Raya Salter recently made headlines when a Republican lawmaker who allies himself with the fossil fuel industry launched an offensive tirade at Salter as a Black woman while she testified before Congress about the climate crisis.
Salter, an energy justice lawyer and climate expert, stood her ground as Rep. Clay Higgins (R-La.) launched an attack on her that was laced with racism and misogyny during a House Oversight Committee hearing on Sept. 15 on the oil industry’s lack of accountability in the climate crisis. As Salter implored the committee that the real solution is to transition away from fossil fuels, Higgins yelled questions that supported petrochemicals and used disrespectful language against the expert.
“My good lady, I’m trying to give you the floor, boo,” Higgins yelled over her as she tried to answer his open-ended questions. While “boo” is a casual term of endearment in the Black community, it can be offensive, racist and misogynistic when used sarcastically, especially in this instance by a white man in a position of power.
Higgins continued disrespecting Salter, calling her a “young lady” who has a “lot of noise.” The congressman later tweeted about the exchange, calling the expert an “unhinged climate activist.”
Just over a week after the incident, Salter spoke with HuffPost about the exchange and what she wants the public to take away from it. The climate expert said that while she expects pointed questions from lawmakers who don’t share the same views and are looking for a soundbite, she was not expecting the type of disrespect she received from Higgins.

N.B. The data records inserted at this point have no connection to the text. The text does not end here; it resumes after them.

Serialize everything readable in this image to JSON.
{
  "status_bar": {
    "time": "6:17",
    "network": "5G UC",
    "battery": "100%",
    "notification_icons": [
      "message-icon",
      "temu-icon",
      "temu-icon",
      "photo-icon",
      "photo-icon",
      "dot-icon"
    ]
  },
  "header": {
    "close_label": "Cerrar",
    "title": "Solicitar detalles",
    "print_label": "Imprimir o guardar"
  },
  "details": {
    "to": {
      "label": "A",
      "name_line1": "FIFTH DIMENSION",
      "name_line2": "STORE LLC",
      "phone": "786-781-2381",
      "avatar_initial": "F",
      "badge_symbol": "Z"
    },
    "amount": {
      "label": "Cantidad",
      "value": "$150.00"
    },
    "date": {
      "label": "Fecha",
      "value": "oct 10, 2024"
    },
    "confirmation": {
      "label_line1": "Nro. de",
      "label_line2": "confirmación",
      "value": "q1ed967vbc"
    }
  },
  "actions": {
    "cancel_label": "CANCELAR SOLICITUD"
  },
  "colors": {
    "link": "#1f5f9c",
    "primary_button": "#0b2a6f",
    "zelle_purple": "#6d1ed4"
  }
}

“We deal with these little microaggressions all the time, so my first instinct was to be like, ‘You know what, whatever. I am good. Keep it stepping, I do not care,’” she said. “So I am good ― and it wasn’t right. And this is not what women, femmes, anyone should expect when they go to do something, like testify before our elected officials.”
Women ― particularly women of color ― have an added pressure to “act strong” and be compliant in the face of harassment and abuse, in order to try and avoid being stereotyped as angry or emotional. While they often get applauded from those outside the community for being strong, Black and brown women wish that didn’t always have to be the case.
“I think we do a lot of that, where we push down when we might actually be hurt. We push aside disrespect and just act like it’s not bothering us,” Salter said. “But it really is part of that broader pattern of folks for who it’s in their playbook to chip away at our confidence and call us incompetent, because they don’t want us to stand in our power and say what we want to say in opposition to them.”
According to Salter, the House hearing was not the first time she’s experienced patronizing behavior while talking about climate and environmental racism as a Black expert. Out of nearly two dozen people, Salter is the only woman of color on the New York State Climate Action Council, and was the only Black person until recently.
“We’re just not at the table as experts very often, you know, and so we’re almost always in this position of being the only one or one of very few,” she said. “We’re in these spaces where … there’s very little representation and we may be the only one, and you’re just not seen traditionally as being a leader and an expert in this field ― but people have never seen leaders and experts look like you.”
Despite the incident going viral, Salter said she didn’t feel like the exchange overshadowed the important climate issues she was invited to come speak about in the first place, like environmental racism. The expert acknowledged experiencing some safety threats in the immediate aftermath ― particularly after Fox News host Tucker Carlson blasted her on his show ― but that the majority of the response to her testimony has been very positive.
During Salter’s exchange with Higgins, the climate expert slammed the lawmaker for allying himself with toxic petrochemical facilities that are killing Black and brown people throughout Louisiana. The state is home to the famous “Cancer Alley,” an 85-mile stretch of land along the Mississippi River that has over 150 petrochemical plants.
“The fact that Higgins is from Louisiana is very, very important and this [exchange] never would have happened this way if he hadn’t been,” Salter told HuffPost. “This clown … he doesn’t have a leg to stand on. And I told him about himself, which is that the fossil fuel industry that owns his state is destroying the earth. He is not an environmentalist. He is bought and paid for, and that’s just what that is.”
Salter said that issues plaguing Higgins’ home state are also impacting Black and brown communities across the region, the latest examples being the water crisis in Jackson, Mississippi, and Hurricane Fiona destroying already crumbling infrastructure in Puerto Rico, where the fossil fuel industry has managed to successfully push for a gas pipeline.
“At every point along the chain are women and children,” she said. “Women and children of color, who are most impacted and most vulnerable every time.”